● **REQUIRED WORK**: Copy the entries exactly. Their pictures do not belong in the copy.

● **EXERCISE DATA**:

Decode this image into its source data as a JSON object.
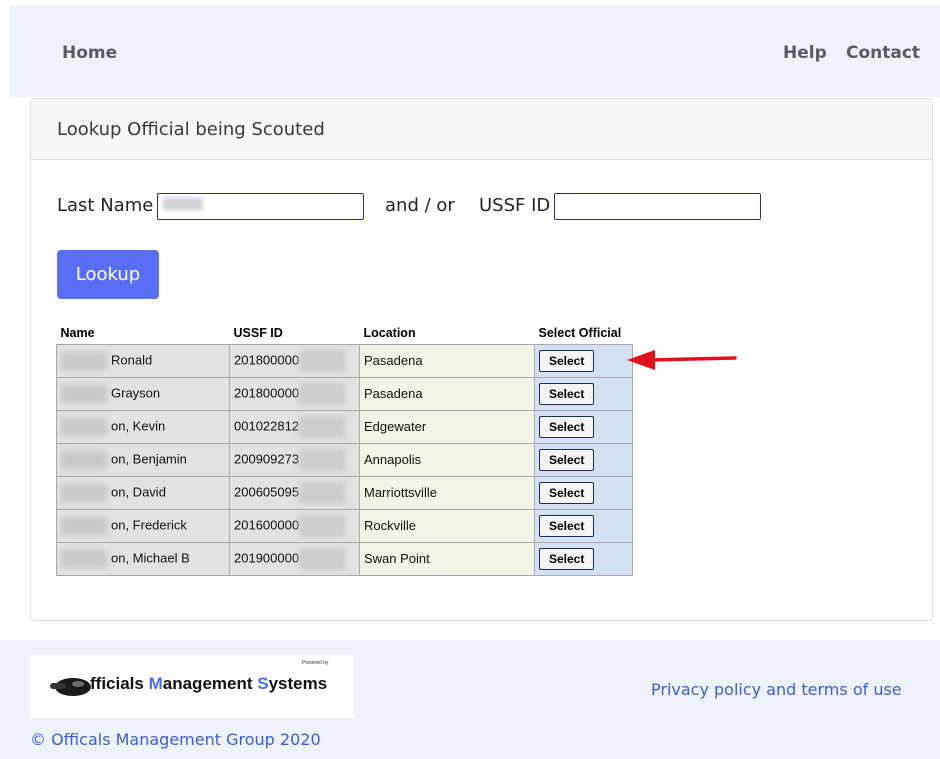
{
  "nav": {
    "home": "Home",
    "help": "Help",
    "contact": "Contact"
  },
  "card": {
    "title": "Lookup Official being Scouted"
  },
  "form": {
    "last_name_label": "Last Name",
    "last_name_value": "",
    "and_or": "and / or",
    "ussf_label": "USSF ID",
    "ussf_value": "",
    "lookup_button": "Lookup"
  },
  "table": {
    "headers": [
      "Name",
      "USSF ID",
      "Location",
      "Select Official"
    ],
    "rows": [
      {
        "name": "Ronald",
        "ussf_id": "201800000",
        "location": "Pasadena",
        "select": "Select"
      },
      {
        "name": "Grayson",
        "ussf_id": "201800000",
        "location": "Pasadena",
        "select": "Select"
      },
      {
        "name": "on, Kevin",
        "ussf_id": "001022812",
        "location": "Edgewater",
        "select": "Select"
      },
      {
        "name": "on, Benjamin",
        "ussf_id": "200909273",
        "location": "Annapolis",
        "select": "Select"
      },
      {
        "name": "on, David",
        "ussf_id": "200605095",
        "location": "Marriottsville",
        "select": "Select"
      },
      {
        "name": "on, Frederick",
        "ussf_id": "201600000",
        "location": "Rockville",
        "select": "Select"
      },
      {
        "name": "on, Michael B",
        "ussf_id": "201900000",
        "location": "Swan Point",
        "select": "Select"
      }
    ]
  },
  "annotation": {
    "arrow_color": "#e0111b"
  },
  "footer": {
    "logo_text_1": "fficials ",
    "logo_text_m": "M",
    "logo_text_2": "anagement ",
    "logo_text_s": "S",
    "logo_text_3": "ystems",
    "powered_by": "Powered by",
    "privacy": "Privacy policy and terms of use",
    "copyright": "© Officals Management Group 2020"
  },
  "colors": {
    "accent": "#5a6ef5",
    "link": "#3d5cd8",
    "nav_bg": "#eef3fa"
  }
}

● **RESULT OF THIS EXERCISE**:
Decode this image into its source data as a JSON object.
{
  "nav": {
    "home": "Home",
    "help": "Help",
    "contact": "Contact"
  },
  "card": {
    "title": "Lookup Official being Scouted"
  },
  "form": {
    "last_name_label": "Last Name",
    "last_name_value": "",
    "and_or": "and / or",
    "ussf_label": "USSF ID",
    "ussf_value": "",
    "lookup_button": "Lookup"
  },
  "table": {
    "headers": [
      "Name",
      "USSF ID",
      "Location",
      "Select Official"
    ],
    "rows": [
      {
        "name": "Ronald",
        "ussf_id": "201800000",
        "location": "Pasadena",
        "select": "Select"
      },
      {
        "name": "Grayson",
        "ussf_id": "201800000",
        "location": "Pasadena",
        "select": "Select"
      },
      {
        "name": "on, Kevin",
        "ussf_id": "001022812",
        "location": "Edgewater",
        "select": "Select"
      },
      {
        "name": "on, Benjamin",
        "ussf_id": "200909273",
        "location": "Annapolis",
        "select": "Select"
      },
      {
        "name": "on, David",
        "ussf_id": "200605095",
        "location": "Marriottsville",
        "select": "Select"
      },
      {
        "name": "on, Frederick",
        "ussf_id": "201600000",
        "location": "Rockville",
        "select": "Select"
      },
      {
        "name": "on, Michael B",
        "ussf_id": "201900000",
        "location": "Swan Point",
        "select": "Select"
      }
    ]
  },
  "annotation": {
    "arrow_color": "#e0111b"
  },
  "footer": {
    "logo_text_1": "fficials ",
    "logo_text_m": "M",
    "logo_text_2": "anagement ",
    "logo_text_s": "S",
    "logo_text_3": "ystems",
    "powered_by": "Powered by",
    "privacy": "Privacy policy and terms of use",
    "copyright": "© Officals Management Group 2020"
  },
  "colors": {
    "accent": "#5a6ef5",
    "link": "#3d5cd8",
    "nav_bg": "#eef3fa"
  }
}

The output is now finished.